  • Editorial Staff
  • August 2013
  • 2 min read

The U.S. Food and Drug Administration recently established the official “gluten-free” label, which holds packaged food products to a set of standards that establish them as safe to consume for anyone following a gluten-free diet. Among those standards, the food product must contain less than 20 ppm (parts per million) of gluten, a level considered by experts to be safe for those with celiac disease and gluten sensitivity. For people with gluten-related disorders or gluten intolerance, strictly avoiding gluten is critical to maintaining good health.

Consumers can also look for the following gluten-free seals on the food product:

  • Gluten-Free Certification Organization (GFCO) Certified Gluten-Free seal
  • NSF’s Certified Gluten-Free seal
  • Gluten-Free Certification Program (GFCP) Certified Gluten-Free seal, endorsed by the National Foundation for Celiac Awareness (NFCA    
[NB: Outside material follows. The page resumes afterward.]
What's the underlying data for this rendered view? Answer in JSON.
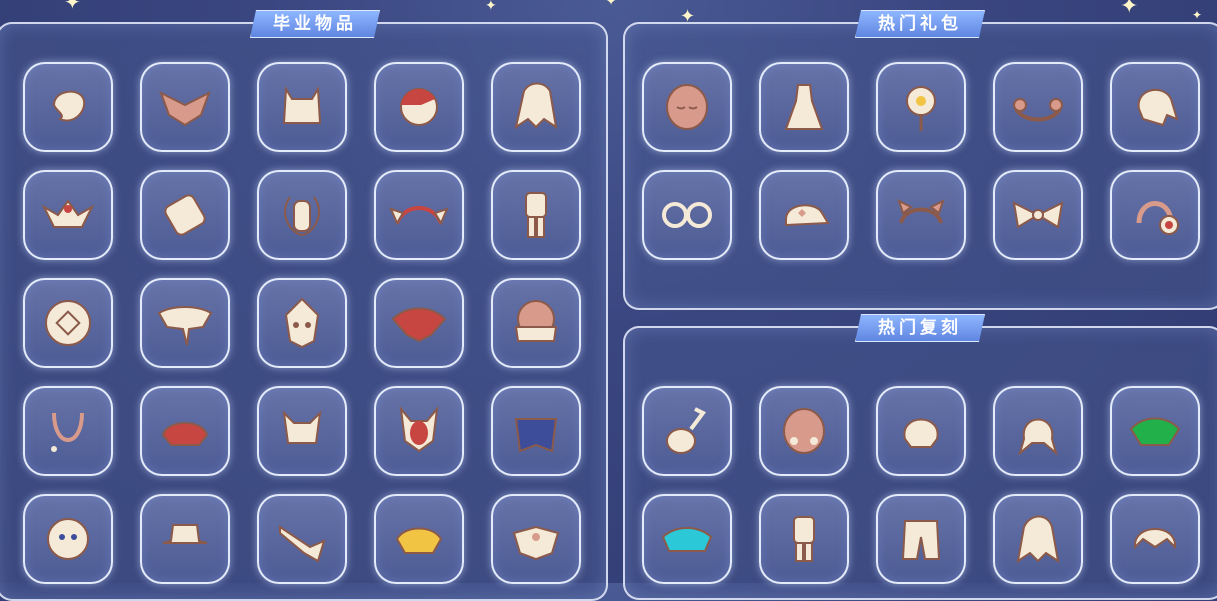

Each of the seals indicates that the company’s manufacturing facility was inspected and the product meets FDA standards of containing less than 20 ppm of gluten (and in some cases containing less than 10 ppm of gluten).

Many foods are naturally gluten-free, including milk, fresh fruits and vegetables, butter, eggs, lentils, nuts, seeds and corn. However, some other common ingredients are not. Check the “contains” line under the ingredient list on the product’s nutrition panel.

If the product contains any of these ingredients, it is not gluten-free:

  • Wheat
  • Barley
  • Rye
  • Oats (unless GF certified)
  • Malt
  • Brewer’s yeast
  • Triticale
  • Durum
  • Einkorn
  • Semolina
  • Spelt/spelta
  • Faro
  • Emmer
  • Kamut® khorasan wheat.


Gluten Intolerance Group | Food and Drug Administration